first 20 amino acids in the ORF. In the case of both the E l and the E5 ORFs, the original sequence reported by Seedorf et al. (1985) has been corrected by subsequent studies (Halbert and Galloway, 1988; Baker et al., 1987). The amino acid sequences of the peptides from these twg ORFs were therefore: E 1: ADPAGTNGEEGTGCNGWFYV, GWFYVEAVVEKKTGDAISDD, AISDDENENDSDTGEDLVDF, DLVDFIVNDNDYLTQAETET, AETETAHALFTAQEAKQHRD, KQHRDAVQVLKRKYLGSCIE, GSCIEKQSRAAKRRLFESED, FESEDSGYGNTEVETQQMLQV, LQVEGRHETETPCSQYSGG, QYSGGSGGGCSQYSSGSGGE, GSGGEGVSERHTICQTPLTN, TPLTNILNVLKTSNAKAAML, KAAMLAKFKELYGVSFSELV, FSELVRPFKSNKSTCCDWCI, CDWCIAAFGLTPSIADSIKT, DSIKTLLQQYCLYLHIQSLA, IQSLACSWGMVVLLLVRYKC, VRYKCGKNRETJEKLLSKLL, LSKLLCVSPMCMMIEPPKLR, PPKLRSTAAALYWYKTGISN, TGISNISEVYGDTPEWIQRQ, WIQRQTVLQHSFNDCTFELS , TFELSQMVQWAYDNDIVDDS, IVDDSEIAYKYAQLADTNSN, DTNSNASAFLKSNSQAKIVK, AKIVKDCATMCRHYKRAEKK, RAEKKQMSMSQWIKYRCDRV, RCDRVDDGGDWKQIVMFLRY, MFLRY QGVEFMSFLTALKRF,ALKRFLQGIPKKNCILLYGA, LLYGAANTGKSLFGMSLMKF, SLMKFLQGSVICFVNSKSHF, SKSHFWLQPLADAKIGMLDD, GMLDDATVPCWNYIDDNLRN, DNLRNALDGNLVSMDVKHRP, VKHRPLVQLKCPPLLITSNI, ITSNINAGTDSRWPYLHNRL, LHNRLVVFTFPNEFPFDENG, FDENGNPVYELNDKNWKS , KNWKSFFSRTWSRLSLHE , LSLHEDEDKENDGDSLPT, DSLPTFKCVSGQNTNTL. E5: TNLDTASTTLLACFLLCFCV, LCFCVLLCVCLLIRPLLLSV, LLLSVSTYTSLIILVLLLWI, LLLWITAASAFRCFIVYIIF, VYIIFVYIPLFLIHTHARFLIT. The amino acid sequences of the most immunoreactive peptides are listed in Table I. Sera Thirty sera from patients with HPV-16-carrying cervical carcinoma, 22 sera from patients with mixed carcinoma of the parotid gland and 21 sera from healthy volunteers were collected by Dr. D. DiLuca at the University of Ferrarra, Italy within the framework of a previous collaborative study (J. Dillner et al., 1990). Seventeen sera from healthy female laboratory workers were collected at the Virology Dept., National Bacteriological Laboratories, Stockholm, Sweden. ELISA ELISA was performed as described (J. Dillner et al., 1990). Briefly, the synthetic peptides were diluted to 20 kg/ml in 10 m~ carbonate buffer, PH 9.6 and kept overnight in half-area (50 pl/well) microtiter plates (Costar, Cambridge, MA). After

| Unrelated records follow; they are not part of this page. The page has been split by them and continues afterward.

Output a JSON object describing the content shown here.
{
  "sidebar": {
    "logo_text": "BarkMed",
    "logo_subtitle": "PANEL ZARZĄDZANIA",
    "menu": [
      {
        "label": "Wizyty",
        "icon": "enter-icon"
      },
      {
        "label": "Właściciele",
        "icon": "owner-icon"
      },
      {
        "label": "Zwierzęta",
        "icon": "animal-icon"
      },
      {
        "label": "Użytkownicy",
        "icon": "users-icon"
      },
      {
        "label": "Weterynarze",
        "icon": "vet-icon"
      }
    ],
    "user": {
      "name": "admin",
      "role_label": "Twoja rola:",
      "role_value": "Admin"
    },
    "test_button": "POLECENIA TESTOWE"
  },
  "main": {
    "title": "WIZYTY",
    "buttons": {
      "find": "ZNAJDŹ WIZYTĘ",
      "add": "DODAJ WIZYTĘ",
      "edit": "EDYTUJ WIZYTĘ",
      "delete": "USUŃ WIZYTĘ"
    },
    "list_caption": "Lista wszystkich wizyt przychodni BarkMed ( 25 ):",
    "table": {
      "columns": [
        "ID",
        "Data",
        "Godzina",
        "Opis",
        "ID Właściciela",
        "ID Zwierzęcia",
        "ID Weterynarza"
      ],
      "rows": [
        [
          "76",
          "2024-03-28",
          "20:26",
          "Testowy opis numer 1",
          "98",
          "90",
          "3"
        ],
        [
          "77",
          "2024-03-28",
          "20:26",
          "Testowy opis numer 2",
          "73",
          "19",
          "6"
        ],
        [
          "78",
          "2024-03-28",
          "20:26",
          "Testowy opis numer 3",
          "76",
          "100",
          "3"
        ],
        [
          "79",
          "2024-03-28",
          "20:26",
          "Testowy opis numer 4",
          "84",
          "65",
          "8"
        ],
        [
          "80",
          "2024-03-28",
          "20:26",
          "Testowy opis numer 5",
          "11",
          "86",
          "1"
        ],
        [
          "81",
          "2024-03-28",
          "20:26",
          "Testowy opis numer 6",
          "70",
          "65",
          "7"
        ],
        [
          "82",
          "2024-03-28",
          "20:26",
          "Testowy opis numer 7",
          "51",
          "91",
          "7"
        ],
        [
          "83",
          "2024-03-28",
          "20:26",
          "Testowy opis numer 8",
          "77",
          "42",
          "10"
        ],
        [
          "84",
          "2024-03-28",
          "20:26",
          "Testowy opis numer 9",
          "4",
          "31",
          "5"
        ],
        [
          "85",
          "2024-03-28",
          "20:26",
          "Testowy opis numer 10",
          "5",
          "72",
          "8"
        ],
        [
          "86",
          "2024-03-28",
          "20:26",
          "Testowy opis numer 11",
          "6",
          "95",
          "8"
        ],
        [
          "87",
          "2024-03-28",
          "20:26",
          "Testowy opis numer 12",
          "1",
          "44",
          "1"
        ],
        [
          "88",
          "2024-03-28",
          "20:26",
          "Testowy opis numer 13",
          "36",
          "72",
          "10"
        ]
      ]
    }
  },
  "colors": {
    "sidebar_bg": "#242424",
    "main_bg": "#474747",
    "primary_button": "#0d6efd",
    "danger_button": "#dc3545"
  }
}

TABLE I - DETECTION OF SIGNIFICANTLY ELEVATED ANTIBODY TITERS AGAINST HPV 16 SYNTHETIC PEPTIDES AMONG SERA FROM 30 PATIENTS WITH HPV-16-CARRYING CERVICAL NEOPLASIA AS COMPARED TO A CONTROL GROUP OF 60 SERA FROM PATIENTS WITH OTHER TUMORS OR FROM

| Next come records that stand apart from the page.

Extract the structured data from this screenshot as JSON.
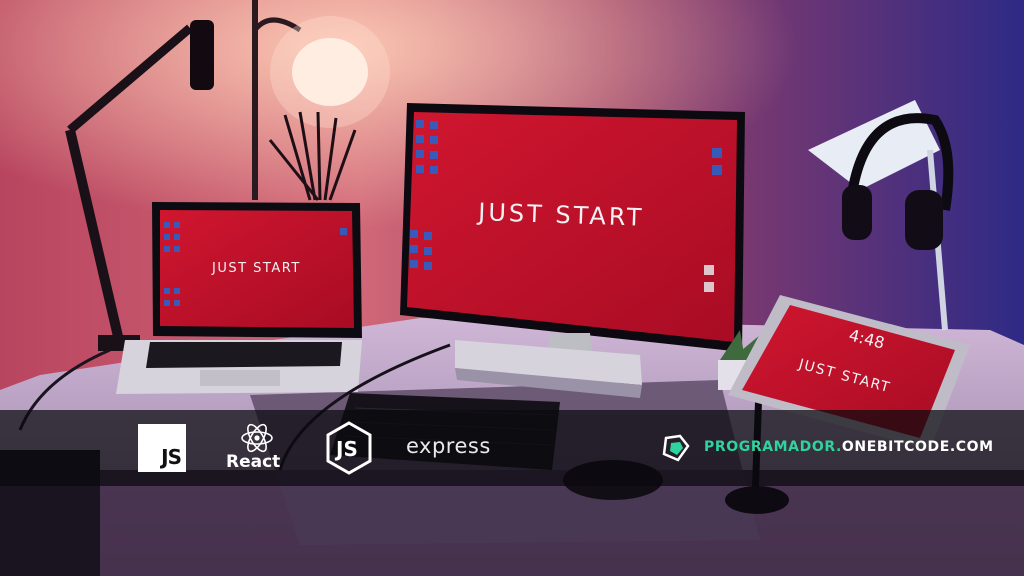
{
  "monitor": {
    "headline": "JUST START"
  },
  "laptop": {
    "headline": "JUST START"
  },
  "tablet": {
    "time": "4:48",
    "headline": "JUST START"
  },
  "banner": {
    "js_logo": "JS",
    "react_label": "React",
    "express_label": "express",
    "site_part1": "PROGRAMADOR.",
    "site_part2": "ONEBITCODE.COM"
  },
  "colors": {
    "screen_red": "#c8122c",
    "wall_left": "#c24a63",
    "wall_right": "#3a2a8a",
    "accent_green": "#2fd3a0"
  }
}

E1:33 E1:39 E2:9 E2:13 E217 E2:19 E4:4 E6:6 E7:1 E7:4
63% 43% 70% 87% 70% 30% 67% 23% 23% 30%
37% 18% 62% 68% 55% 20% 30% 13% 2% 2%